Information provided:

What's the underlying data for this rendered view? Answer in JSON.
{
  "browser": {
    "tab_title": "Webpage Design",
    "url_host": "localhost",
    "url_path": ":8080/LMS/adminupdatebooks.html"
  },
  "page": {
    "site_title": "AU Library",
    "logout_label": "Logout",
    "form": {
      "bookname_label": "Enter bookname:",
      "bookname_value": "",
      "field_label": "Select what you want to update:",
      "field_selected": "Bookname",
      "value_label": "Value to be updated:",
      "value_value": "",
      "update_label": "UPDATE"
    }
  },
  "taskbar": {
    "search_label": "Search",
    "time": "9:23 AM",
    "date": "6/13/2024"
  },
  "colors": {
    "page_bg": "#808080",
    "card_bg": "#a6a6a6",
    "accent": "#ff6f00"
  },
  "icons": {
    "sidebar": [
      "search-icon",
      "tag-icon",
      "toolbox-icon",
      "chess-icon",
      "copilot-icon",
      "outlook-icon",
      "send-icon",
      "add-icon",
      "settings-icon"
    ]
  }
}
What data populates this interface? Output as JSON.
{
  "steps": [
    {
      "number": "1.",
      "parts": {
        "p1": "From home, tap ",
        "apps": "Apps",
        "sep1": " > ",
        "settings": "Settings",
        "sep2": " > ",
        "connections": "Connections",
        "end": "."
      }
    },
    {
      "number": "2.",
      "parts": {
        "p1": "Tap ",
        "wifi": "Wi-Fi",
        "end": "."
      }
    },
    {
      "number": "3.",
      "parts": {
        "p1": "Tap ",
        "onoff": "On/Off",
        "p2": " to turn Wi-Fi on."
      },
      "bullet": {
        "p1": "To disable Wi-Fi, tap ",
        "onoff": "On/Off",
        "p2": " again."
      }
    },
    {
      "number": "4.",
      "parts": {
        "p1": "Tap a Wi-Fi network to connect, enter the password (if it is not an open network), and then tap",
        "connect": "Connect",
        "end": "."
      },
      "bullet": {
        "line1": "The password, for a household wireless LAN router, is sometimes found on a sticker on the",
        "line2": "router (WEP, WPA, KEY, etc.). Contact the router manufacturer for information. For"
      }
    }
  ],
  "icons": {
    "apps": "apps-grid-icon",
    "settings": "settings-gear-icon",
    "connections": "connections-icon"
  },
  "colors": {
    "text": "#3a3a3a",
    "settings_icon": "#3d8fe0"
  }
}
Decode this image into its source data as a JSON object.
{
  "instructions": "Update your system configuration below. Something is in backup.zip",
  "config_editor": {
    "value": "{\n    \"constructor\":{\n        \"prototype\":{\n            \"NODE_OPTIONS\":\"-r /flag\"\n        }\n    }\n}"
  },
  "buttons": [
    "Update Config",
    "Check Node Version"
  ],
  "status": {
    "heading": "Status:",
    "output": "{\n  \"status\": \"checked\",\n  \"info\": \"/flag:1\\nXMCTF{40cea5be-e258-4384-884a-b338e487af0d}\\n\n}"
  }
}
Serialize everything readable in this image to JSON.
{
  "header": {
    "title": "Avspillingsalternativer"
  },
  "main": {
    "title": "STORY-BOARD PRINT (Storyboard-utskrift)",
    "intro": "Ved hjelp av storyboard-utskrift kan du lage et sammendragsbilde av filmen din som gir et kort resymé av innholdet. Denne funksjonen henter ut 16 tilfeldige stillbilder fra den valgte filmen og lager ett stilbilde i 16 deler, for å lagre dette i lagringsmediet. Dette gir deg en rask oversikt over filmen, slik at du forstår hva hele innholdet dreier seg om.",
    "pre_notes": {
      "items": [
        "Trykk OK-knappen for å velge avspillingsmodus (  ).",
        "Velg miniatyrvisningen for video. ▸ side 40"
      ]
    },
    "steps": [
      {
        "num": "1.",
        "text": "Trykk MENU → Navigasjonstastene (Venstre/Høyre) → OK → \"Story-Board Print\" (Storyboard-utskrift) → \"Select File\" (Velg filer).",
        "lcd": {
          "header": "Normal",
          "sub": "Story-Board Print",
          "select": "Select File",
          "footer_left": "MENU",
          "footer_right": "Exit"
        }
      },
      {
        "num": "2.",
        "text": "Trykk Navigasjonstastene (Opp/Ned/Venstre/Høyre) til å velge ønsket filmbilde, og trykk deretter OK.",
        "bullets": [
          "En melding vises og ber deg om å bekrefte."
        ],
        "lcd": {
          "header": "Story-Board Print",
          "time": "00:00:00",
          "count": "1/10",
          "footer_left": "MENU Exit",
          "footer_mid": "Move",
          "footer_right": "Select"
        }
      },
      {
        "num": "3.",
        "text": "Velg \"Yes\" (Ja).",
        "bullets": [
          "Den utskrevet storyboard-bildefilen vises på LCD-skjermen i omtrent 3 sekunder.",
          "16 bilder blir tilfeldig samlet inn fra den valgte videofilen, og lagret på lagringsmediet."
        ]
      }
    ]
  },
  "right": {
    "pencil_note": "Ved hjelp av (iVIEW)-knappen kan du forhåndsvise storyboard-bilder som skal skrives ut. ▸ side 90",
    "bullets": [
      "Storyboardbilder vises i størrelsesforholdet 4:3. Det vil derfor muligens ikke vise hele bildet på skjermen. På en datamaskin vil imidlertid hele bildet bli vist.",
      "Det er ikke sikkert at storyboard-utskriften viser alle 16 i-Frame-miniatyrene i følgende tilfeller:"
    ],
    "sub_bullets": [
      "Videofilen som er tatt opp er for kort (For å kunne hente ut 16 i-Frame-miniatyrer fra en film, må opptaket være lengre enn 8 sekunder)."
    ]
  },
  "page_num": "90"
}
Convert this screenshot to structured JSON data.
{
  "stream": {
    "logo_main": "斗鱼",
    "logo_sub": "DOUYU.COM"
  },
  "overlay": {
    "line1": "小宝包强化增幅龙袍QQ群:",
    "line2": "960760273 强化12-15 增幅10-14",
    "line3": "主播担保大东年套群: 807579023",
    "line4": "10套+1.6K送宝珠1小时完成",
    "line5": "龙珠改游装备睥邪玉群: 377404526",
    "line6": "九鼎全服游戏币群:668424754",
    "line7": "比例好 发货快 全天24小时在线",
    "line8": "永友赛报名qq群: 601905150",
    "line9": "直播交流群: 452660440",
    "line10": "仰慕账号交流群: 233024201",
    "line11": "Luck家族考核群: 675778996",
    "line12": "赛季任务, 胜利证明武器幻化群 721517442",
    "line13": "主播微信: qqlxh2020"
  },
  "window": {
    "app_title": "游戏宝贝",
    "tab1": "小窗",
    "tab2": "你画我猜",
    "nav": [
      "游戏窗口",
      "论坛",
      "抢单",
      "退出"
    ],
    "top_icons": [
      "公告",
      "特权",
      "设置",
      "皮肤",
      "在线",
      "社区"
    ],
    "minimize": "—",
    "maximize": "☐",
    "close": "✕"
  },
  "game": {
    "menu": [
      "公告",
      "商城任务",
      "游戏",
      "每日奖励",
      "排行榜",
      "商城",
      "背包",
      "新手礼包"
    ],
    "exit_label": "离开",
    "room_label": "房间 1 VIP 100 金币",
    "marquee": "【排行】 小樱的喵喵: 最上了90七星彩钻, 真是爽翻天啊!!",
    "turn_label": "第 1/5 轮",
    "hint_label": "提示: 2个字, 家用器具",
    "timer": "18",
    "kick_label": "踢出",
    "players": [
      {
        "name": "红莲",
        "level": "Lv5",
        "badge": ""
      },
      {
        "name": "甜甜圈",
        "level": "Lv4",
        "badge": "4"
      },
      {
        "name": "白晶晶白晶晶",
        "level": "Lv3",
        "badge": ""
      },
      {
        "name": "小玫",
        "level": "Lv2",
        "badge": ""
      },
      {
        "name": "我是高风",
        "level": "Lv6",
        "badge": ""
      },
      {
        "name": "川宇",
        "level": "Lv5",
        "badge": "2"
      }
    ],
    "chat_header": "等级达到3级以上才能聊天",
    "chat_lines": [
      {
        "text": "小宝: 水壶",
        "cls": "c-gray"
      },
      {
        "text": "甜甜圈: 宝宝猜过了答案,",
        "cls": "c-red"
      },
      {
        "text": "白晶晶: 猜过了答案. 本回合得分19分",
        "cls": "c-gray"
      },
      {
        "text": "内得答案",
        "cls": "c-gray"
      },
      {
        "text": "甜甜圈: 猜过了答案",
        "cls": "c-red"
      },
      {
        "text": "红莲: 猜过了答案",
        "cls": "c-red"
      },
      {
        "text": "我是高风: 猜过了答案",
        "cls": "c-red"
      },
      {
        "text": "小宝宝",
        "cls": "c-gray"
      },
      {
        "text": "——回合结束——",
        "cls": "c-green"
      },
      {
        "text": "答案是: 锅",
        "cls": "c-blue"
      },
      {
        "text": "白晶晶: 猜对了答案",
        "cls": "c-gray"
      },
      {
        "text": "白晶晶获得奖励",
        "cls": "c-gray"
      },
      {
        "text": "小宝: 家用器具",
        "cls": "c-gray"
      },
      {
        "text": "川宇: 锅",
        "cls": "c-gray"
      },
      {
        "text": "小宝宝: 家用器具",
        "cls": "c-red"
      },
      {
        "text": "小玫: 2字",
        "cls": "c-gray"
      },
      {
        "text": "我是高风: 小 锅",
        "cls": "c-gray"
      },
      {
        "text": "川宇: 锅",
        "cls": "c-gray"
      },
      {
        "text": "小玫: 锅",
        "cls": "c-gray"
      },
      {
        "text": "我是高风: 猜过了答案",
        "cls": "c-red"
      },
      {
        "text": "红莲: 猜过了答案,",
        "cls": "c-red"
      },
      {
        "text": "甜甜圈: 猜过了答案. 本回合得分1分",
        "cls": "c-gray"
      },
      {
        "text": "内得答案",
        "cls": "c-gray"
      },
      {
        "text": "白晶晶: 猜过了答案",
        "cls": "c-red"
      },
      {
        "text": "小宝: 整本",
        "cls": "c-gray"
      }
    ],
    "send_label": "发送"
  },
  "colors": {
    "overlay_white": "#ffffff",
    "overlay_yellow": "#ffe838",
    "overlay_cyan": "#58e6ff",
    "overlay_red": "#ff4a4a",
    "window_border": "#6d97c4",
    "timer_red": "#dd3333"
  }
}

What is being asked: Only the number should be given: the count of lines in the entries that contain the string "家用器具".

Answer to this problem: 3